February 19, 2008.
In an action to recover damages for legal malpractice, the plaintiffs appeal from an order of the Supreme Court, Dutchess County (Pagones, J.), dated October 20, 2006, which granted the defendants' motion for summary judgment dismissing the complaint.
Godosky Gentile, P.C., New York, N.Y. (David M. Godosky of counsel), for appellants.
Steinberg Cavaliere, LLP, White Plains, N.Y. (Ronald W. Weiner of counsel), for respondents.
Before: Spolzino, J.P., Ritter, Miller and Dicker son, JJ.
Ordered that the order is reversed, on the law, with costs, and the defendants' motion for summary judgment dismissing the complaint is denied.
The plaintiff Kathleen Velie allegedly was injured when she slipped and fell on ice in the parking lot at her place of employment. The plaintiffs contend, inter alia, that the defendants, their former attorneys, committed legal malpractice by failing to timely commence a negligence action against the snow removal contractors.
To establish a cause of action to recover damages for legal malpractice, a plaintiff must prove that the defendant attorney failed to exercise "the ordinary reasonable skill and knowledge commonly possessed by a member of the legal community, and that the attorney's breach of this duty proximately caused plaintiff to sustain actual and ascertainable damages" ( Rudolf v Shayne, Dachs, Stanisci, Corker Sauer, 8 NY3d 438, 442 [internal quotation marks omitted]; see Simmons v Edelstein, 32 AD3d 464; Tortura v Sullivan Papain Block McGrath Cannavo, P.C., 21 AD3d 1082). To succeed on a motion for summary judgment, the defendant in a legal malpractice action must present evidence in admissible form establishing that the plaintiff is unable to prove at least one of these essential elements ( see Town of N. Hempstead v Winston Strawn, LLP, 28 AD3d 746; Linder v Dranoff, 22 AD3d 812; Dimond v Kazmierczuk McGrath, 15 AD3d 526; Ostriker v Taylor, Atkins Ostrow, 258 AD2d 572).
The Supreme Court erroneously granted the defendants' motion for summary judgment dismissing the complaint.

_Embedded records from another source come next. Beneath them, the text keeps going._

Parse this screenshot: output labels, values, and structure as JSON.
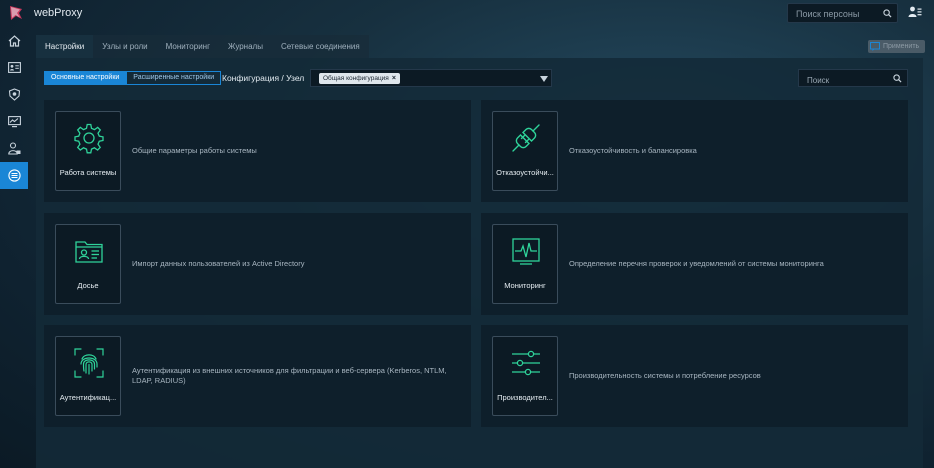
{
  "app": {
    "title": "webProxy"
  },
  "header": {
    "person_search_placeholder": "Поиск персоны"
  },
  "sidebar": {
    "items": [
      {
        "icon": "home-icon"
      },
      {
        "icon": "id-card-icon"
      },
      {
        "icon": "badge-icon"
      },
      {
        "icon": "monitor-chart-icon"
      },
      {
        "icon": "user-lock-icon"
      },
      {
        "icon": "settings-list-icon",
        "active": true
      }
    ]
  },
  "tabs": [
    {
      "label": "Настройки",
      "active": true
    },
    {
      "label": "Узлы и роли"
    },
    {
      "label": "Мониторинг"
    },
    {
      "label": "Журналы"
    },
    {
      "label": "Сетевые соединения"
    }
  ],
  "toolbar": {
    "apply_label": "Применить"
  },
  "settings_mode": {
    "basic_label": "Основные настройки",
    "advanced_label": "Расширенные настройки"
  },
  "config": {
    "label": "Конфигурация / Узел",
    "selected_chip": "Общая конфигурация"
  },
  "search": {
    "placeholder": "Поиск"
  },
  "colors": {
    "accent": "#1a86d6",
    "icon_green": "#2fd39a"
  },
  "cards": [
    {
      "title": "Работа системы",
      "description": "Общие параметры работы системы",
      "icon": "gear-icon"
    },
    {
      "title": "Отказоустойчи...",
      "description": "Отказоустойчивость и балансировка",
      "icon": "plug-icon"
    },
    {
      "title": "Досье",
      "description": "Импорт данных пользователей из Active Directory",
      "icon": "user-folder-icon"
    },
    {
      "title": "Мониторинг",
      "description": "Определение перечня проверок и уведомлений от системы мониторинга",
      "icon": "pulse-monitor-icon"
    },
    {
      "title": "Аутентификац...",
      "description": "Аутентификация из внешних источников для фильтрации и веб-сервера (Kerberos, NTLM, LDAP, RADIUS)",
      "icon": "fingerprint-icon"
    },
    {
      "title": "Производител...",
      "description": "Производительность системы и потребление ресурсов",
      "icon": "sliders-icon"
    }
  ]
}
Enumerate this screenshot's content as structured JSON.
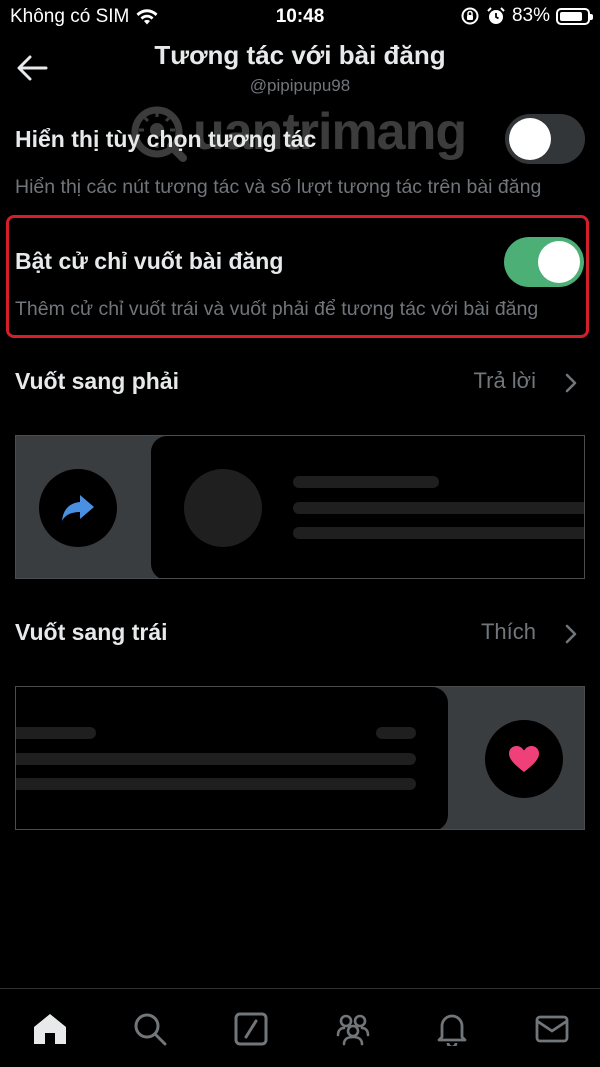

The defendants failed to sustain their prima facie burden of demonstrating that the plaintiffs were unable to prove one of the essential elements of their malpractice cause of action ( see Suydam v O'Neill, 276 AD2d 549; Shopsin v Siben Siben, 268 AD2d 578).